--- What is expected ---
Check each line below for the word "that". How many have it? Answer with the number only.

--- Material provided ---
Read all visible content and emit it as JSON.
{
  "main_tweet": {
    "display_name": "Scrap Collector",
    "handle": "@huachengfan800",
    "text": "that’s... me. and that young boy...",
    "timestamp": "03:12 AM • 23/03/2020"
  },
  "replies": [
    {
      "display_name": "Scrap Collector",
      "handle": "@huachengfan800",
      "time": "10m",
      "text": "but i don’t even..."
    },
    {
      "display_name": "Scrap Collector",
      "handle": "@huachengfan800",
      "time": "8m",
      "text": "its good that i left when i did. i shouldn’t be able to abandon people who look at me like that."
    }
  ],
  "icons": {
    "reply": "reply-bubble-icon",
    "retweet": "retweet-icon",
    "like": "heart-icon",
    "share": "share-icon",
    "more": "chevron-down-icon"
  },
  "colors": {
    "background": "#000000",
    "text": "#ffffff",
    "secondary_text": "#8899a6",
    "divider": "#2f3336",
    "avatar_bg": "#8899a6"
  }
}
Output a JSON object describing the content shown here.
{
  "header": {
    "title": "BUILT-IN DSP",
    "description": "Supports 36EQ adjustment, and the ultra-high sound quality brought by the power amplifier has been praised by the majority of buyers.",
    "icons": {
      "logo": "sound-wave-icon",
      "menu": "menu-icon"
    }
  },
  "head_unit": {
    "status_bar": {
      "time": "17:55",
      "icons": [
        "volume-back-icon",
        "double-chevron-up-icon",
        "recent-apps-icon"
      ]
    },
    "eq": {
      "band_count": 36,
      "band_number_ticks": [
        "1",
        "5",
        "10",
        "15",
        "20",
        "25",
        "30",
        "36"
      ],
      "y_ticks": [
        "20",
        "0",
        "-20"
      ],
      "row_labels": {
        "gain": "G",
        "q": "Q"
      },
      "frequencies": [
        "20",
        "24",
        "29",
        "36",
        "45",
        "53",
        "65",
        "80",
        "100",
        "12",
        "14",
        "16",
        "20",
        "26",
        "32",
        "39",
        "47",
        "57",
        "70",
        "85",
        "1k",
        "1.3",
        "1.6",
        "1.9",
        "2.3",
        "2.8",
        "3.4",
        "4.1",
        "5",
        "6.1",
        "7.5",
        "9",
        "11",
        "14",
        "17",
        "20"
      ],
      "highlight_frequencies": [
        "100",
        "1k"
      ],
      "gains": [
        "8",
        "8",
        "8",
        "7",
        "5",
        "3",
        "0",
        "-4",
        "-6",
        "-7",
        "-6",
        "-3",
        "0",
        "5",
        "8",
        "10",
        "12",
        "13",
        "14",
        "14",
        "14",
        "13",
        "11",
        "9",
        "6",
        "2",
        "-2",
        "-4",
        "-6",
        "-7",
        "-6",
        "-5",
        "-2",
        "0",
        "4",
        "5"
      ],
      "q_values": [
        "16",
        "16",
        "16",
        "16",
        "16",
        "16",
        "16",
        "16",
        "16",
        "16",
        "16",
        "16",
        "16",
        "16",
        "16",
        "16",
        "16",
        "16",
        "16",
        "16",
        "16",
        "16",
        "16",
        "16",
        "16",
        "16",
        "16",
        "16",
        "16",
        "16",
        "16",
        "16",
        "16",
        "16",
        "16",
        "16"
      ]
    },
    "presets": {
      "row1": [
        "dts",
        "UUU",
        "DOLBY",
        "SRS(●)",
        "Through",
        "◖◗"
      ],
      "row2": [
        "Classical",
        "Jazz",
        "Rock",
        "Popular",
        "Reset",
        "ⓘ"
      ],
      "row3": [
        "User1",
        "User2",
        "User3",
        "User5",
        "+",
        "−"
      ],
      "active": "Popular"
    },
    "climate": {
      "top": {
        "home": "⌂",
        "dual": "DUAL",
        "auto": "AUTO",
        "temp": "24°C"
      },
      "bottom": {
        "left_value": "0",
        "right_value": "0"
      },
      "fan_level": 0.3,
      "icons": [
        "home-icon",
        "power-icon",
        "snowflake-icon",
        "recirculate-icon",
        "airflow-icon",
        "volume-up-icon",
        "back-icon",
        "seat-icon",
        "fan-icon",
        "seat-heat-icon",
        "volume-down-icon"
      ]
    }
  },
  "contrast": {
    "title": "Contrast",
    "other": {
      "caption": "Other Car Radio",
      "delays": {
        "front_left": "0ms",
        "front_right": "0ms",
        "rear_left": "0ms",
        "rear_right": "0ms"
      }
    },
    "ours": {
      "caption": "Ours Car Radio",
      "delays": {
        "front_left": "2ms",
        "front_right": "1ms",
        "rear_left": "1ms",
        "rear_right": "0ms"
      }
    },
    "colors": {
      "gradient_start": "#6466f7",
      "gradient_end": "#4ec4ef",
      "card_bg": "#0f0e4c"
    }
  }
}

--- Solution to this exercise ---
2